How McCain Supporters Skewed the Democratic Primary Results
In the aftermath of the Democrats’ huge primary, which broke a 36-year-old turnout record, the media was full of speculation about whether the results had been tainted by Republicans encouraged by Rush Limbaugh to vote in the Democratic primary for the candidate they hoped would be weakest in the general election.
To test this question, we surveyed 2,500 voters, half of whom had never participated in a primary until 2008 and the other half voters who participated in previous Republican primaries but this year voted in the Democratic primary. We asked them whom they support now, and whether their feelings have changed since the March primary. We also sought their feelings about the presidential campaign and about issues of concern to Texas.
First-time primary voters and crossover Republicans (those who had previously voted with the GOP) surveyed by the Observer between May 8 and May 19 preferred Barack Obama over Hillary Clinton by small margins. But John McCain also claimed a significant share, and about one of seven remained undecided.
McCain supporters, our poll revealed, made up 9.4 percent of the total vote in the Texas Democratic primary. Clinton’s margin of victory was only 3.5 percent. (The poll has a margin of error of 2.7 percent.) We can’t say that the McCain ringers in the Democratic primary changed the outcome, because we don’t know for whom they actually voted in March. But it is clearly possible.
Who supported McCain? About a third of the crossover Republicans said they will vote for the GOP presidential nominee, and four out of five of those said they supported McCain at the time of their vote in the Democratic primary.Surprisingly, almost 14 percent of the new primary voters said they support McCain, and the vast majority of those said they supported him at the time they voted in the Democratic primary. Forty percent of these voters had never voted in a general election.
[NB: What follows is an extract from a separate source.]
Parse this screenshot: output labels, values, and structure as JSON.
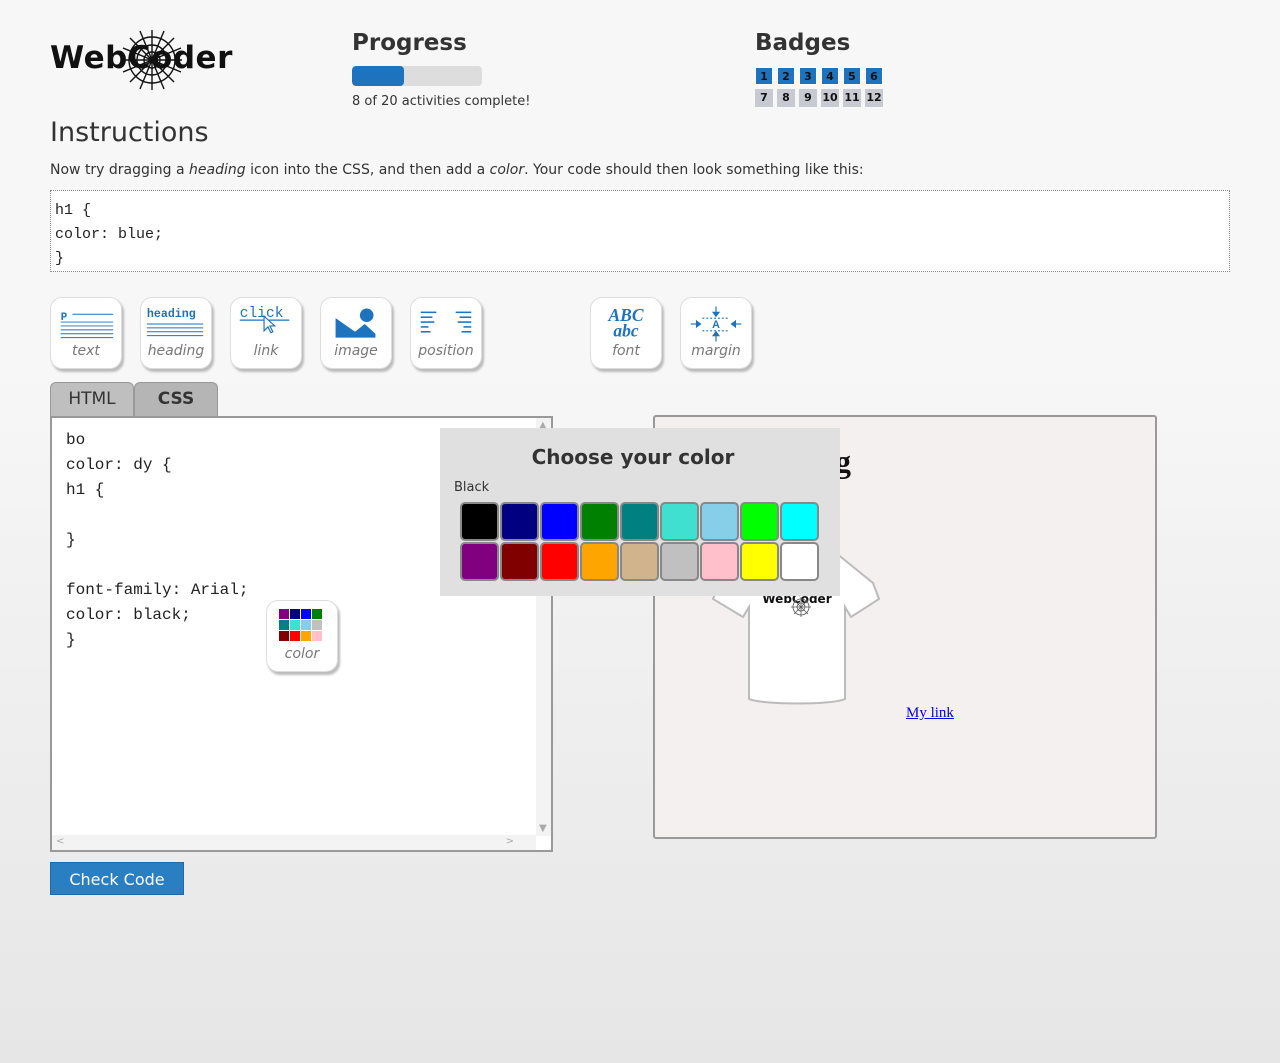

Age appeared to be the biggest factor on the Democratic side, with voters 55 and over more likely to support Clinton, and younger voters leaning toward Obama. Voters between 34 and 44 were Obama’s strongest group.
The poll also revealed that about a quarter of Texas’ new primary voters couldn’t name any important state issues. Almost half of the new primary voters and over a third of the Republican crossovers said the economy was an issue for them, and transportation and highways were identified by about one in five of both new primary voters and Republican crossovers. Immigration was also a significant issue, especially among the crossovers.
Leland Beatty is a Democratic campaign-targeting consultant. His Web site is www.findyourvoters.com